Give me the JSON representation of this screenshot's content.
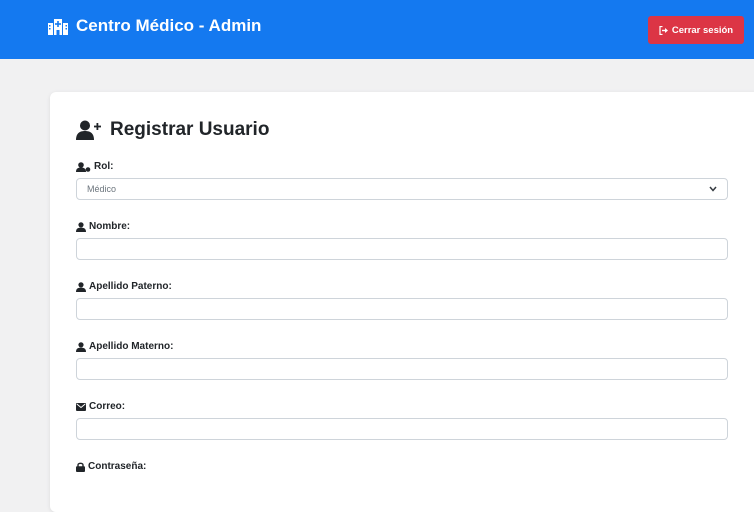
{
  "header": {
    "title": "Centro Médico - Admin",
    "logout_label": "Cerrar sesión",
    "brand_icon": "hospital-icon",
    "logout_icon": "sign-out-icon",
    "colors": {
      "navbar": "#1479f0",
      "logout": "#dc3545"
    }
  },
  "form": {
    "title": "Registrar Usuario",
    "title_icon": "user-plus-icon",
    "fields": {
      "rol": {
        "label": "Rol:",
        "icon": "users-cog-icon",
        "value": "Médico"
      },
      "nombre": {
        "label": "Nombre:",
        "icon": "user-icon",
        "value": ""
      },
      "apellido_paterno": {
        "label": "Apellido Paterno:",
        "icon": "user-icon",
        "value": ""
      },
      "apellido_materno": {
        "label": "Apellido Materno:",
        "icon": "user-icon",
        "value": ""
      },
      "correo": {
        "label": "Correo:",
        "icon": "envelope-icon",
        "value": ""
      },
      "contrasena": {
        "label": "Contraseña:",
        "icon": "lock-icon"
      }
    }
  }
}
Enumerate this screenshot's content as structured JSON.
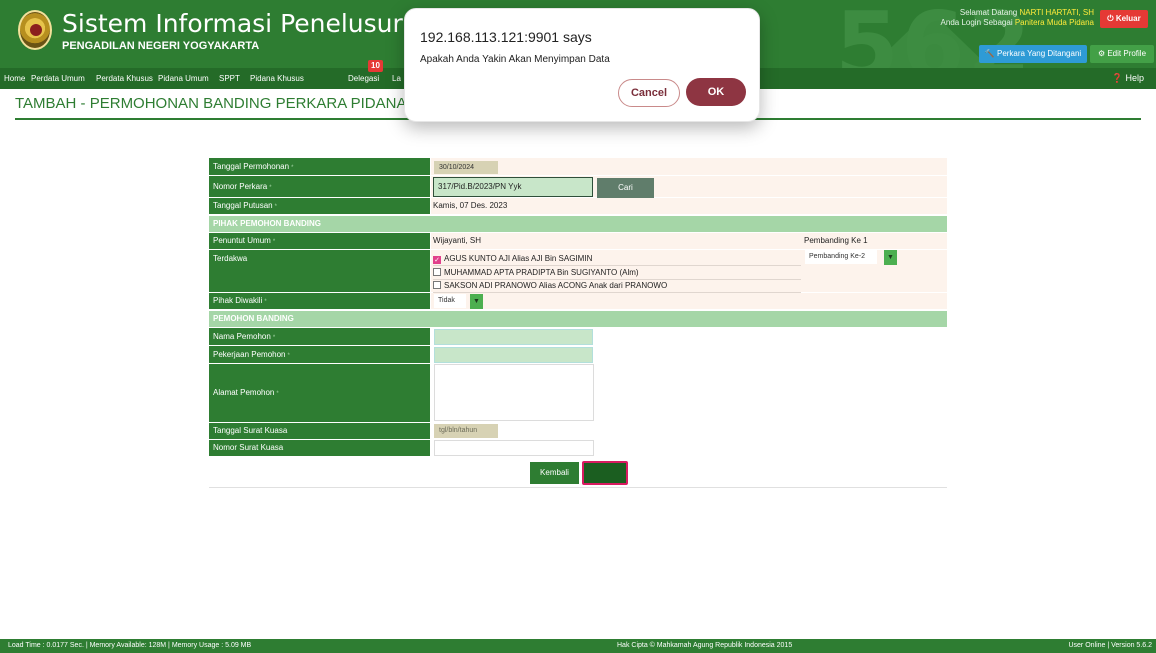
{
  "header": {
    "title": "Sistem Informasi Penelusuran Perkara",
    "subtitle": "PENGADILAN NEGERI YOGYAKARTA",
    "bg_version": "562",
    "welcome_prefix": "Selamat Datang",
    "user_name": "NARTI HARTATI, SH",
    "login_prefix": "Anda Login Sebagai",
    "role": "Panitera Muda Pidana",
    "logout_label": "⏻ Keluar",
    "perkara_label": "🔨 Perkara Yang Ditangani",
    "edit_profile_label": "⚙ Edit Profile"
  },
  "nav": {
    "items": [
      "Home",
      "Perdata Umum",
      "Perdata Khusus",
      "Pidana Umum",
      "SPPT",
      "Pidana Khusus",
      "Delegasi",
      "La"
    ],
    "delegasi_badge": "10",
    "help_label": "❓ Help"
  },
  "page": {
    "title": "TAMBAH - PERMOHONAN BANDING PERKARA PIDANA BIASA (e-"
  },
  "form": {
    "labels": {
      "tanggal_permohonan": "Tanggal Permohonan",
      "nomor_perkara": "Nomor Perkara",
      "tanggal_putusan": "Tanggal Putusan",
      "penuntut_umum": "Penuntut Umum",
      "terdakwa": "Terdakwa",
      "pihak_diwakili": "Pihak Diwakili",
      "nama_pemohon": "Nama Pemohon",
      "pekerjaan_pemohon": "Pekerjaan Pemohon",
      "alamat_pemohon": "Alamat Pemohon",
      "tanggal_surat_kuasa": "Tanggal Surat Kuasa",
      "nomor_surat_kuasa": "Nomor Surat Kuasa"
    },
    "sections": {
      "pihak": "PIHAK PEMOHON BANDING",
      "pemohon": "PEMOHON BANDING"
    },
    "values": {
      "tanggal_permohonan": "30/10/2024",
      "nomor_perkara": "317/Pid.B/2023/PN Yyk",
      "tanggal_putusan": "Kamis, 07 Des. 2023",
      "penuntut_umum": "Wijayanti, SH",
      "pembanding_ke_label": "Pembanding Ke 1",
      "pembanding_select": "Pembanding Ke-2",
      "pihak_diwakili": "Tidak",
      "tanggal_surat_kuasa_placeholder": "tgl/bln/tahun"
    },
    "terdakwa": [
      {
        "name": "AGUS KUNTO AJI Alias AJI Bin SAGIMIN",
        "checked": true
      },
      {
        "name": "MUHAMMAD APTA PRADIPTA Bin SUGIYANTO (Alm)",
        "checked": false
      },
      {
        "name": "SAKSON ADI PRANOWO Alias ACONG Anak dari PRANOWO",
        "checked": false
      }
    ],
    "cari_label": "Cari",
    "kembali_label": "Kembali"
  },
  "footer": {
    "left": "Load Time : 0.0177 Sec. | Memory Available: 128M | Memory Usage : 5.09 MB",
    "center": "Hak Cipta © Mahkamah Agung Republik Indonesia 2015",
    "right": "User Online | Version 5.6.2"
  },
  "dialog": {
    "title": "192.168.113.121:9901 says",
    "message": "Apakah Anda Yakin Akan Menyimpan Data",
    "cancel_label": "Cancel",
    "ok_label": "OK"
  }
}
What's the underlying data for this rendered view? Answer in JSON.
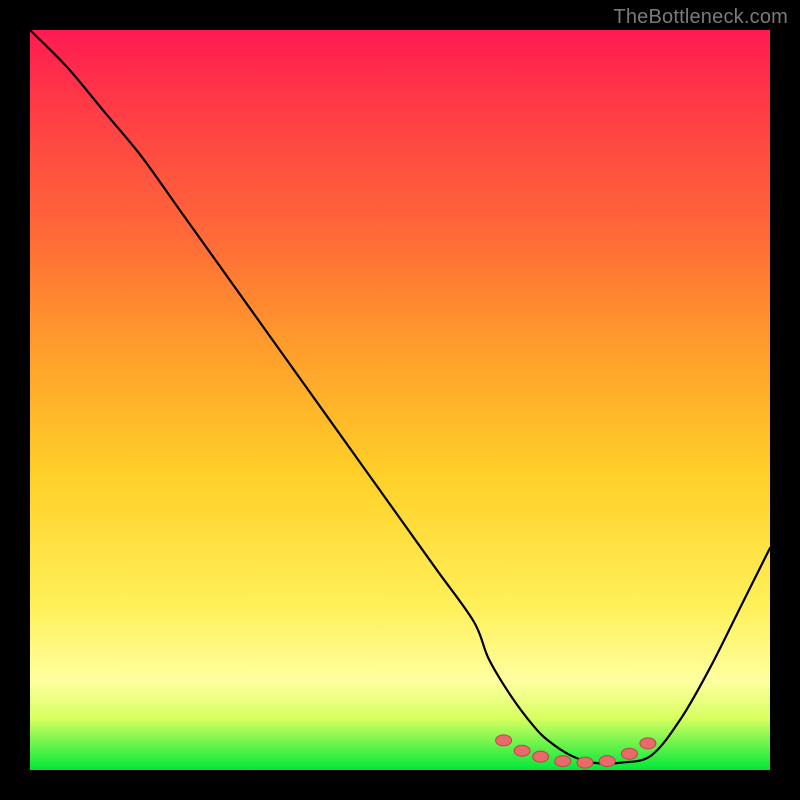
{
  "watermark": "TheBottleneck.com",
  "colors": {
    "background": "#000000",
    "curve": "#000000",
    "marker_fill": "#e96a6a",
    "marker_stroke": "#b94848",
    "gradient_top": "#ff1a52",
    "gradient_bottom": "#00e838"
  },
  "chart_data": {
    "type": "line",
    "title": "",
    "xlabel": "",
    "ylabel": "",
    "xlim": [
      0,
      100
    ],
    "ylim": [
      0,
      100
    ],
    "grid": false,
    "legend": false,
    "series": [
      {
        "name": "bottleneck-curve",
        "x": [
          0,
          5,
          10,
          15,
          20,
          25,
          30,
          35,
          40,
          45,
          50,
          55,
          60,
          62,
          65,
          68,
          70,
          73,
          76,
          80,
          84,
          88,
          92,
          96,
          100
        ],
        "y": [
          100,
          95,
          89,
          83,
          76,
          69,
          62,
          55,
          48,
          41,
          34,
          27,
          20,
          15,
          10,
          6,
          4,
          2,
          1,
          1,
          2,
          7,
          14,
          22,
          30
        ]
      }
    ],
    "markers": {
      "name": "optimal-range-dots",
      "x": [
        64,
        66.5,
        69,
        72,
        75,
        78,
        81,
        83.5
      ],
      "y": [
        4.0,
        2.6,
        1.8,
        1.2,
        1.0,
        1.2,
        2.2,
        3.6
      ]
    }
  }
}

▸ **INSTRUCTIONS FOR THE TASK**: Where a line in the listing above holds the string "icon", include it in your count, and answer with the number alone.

▸ **EXPECTED ANSWER**: 9